‘We’re under no illusions as to what waits for us on Saturday,’ admits Munster centre
Munster’s Rory Scannell in action against Gloucester’s Danny Cipriani and Ed Slater during his side’s victory in Kingsholm Stadium. Photograph: Dan Sheridan/Inpho
When the fixtures for Pool 2 of the Heineken Champions Cup were first unveiled, it seemed inevitable that all roads would eventually lead to Thomond Park in one of those time-honoured Munster European storylines.
The anticipated plot line had veered off course half way through this most competitive of pools after Exeter’s unexpected defeat at home to Gloucester. That left them on three points, nine adrift of Munster. But successive bonus-point wins, away to Gloucester a week later, and then last Sunday at home to Castres, ensures they come to Limerick four points adrift.
A bonus-point defeat could see Munster squeeze through in a somewhat undignified manner, but to all intents and purposes, this is a winner-takes all quarter-final play-off.
That’s the way both sides will be looking at it. Munster have qualified for the knockout stages 17 times, the most of any team, and have only missed out in three of the last 20 campaigns. A province expects.
“Yeah, definitely,” agreed Rory Scannell. “It nearly feels like the norm, that you have to get out of your group and a lot of the squad that are here at the moment experienced those two years recently when we didn’t get out of the group and they were disappointing times.
“I think we’ve bounced back massively over the last two seasons to get to two semi-finals. So, it’s going to be very important for the club and it’s definitely going to be a tough task against a strong Exeter side who probably didn’t think a couple of weeks ago that they’d be in a position to top the group. But the way the games have gone, it’s pretty tight and it’s just going to be a straight shootout on Saturday.”
Accordingly, Munster have remained very much in Heineken Cup mode this week.
“There’s been a bit more bite in training,” admitted Scannell. “It’s such a competitive squad, and when lads aren’t in the mix, they drive training on. They want to be in that match-day 23 as well and they show that in training. Quality opposition in training is very important going into a big game like this.”
They would all have watched the manner the Chiefs scalped Castres on Sunday at Sandy Park, which in turn would have whetted Munster’s appetite and ensured the requisite level of fear cum respect.
In particular, Jack Nowell’s return for his first game since October 20th after injuring his hamstring with England provided another dimension to Exeter’s attack.
Few wingers look for the ball as much as the elusive Nowell, and playing at fullback his roving threat was even more pronounced against Castres, beginning with his solo try from the base of a ruck within the first three minutes. Rob Baxter could even remove Nowell after 50 minutes with the game won.
“They were very impressive,” Scannell conceded, and noted Nowell’s return and “outstanding solo try”.
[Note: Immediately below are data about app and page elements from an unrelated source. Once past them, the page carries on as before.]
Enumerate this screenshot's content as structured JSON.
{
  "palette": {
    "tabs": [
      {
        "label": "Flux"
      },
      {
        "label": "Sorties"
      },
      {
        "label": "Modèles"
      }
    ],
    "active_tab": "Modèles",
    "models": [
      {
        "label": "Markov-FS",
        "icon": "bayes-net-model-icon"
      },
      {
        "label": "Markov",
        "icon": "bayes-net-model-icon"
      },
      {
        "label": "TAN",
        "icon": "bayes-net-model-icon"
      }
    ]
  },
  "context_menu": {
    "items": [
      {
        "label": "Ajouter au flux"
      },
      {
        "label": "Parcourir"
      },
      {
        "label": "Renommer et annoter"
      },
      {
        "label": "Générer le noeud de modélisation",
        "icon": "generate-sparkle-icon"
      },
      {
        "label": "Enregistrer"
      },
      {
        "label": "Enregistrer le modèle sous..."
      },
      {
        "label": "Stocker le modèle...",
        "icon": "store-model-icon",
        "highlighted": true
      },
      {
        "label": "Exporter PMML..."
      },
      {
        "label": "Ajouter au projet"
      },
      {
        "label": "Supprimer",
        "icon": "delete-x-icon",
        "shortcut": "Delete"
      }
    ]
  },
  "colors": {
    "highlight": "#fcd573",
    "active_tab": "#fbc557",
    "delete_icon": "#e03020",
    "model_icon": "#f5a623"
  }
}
“They didn’t give Castres any chance with the way they attacked. There was so much momentum in their attack and they finished some quality tries. Even at times when there were lapses in concentration, and Castres broke them down once or twice, they never really looked like they were going to lose that game. There were a couple of kicks missed so the margin could have been even bigger. We’re under no illusions as to what waits for us on Saturday.”
Against that, Munster’s own attacking game has been boosted by the return of Chris Farrell, and Joey Carbery’s increasing confidence. Scannell’s strong running and defending, and left-footed game, provided the balance in between against Gloucester. Munster’s most impressive attacking game against frontline opposition this season was also the first time Johann van Graan fielded this 10-12-13 combination.
Of Farrell, Scannell said: “His physicality is massive but he’s also a very good ball-carrier, his skills are phenomenal. When you have a threat like that outside you, he tends to take the defenders away from me, which is great.”
Having played at outhalf for much of his school days, Scannell likes to give Carbery good communication from outside.
“I try to tell him where the space is and when you tell him where the space is he’ll more than likely be able to take it.
“I think he’s playing unbelievable rugby. He had a disappointing day in Castres but since then he is playing some of the best rugby of his career so far and I think he’s really starting to enjoy it. He’s going to be very important to our season.”
Scannell was particularly impressed with the way Carbery responded to an off-day in Castres.
“He’s just been so calm under pressure,” said Scannell. “He’s got all of his last 17 kicks since the Castres game, and that shows great character after having had a disappointing day off the tee in a big European game. There was only a point in it at the end but since then I don’t think he’s put a foot wrong really. He’s had two man of the match awards since, and that shows great character.”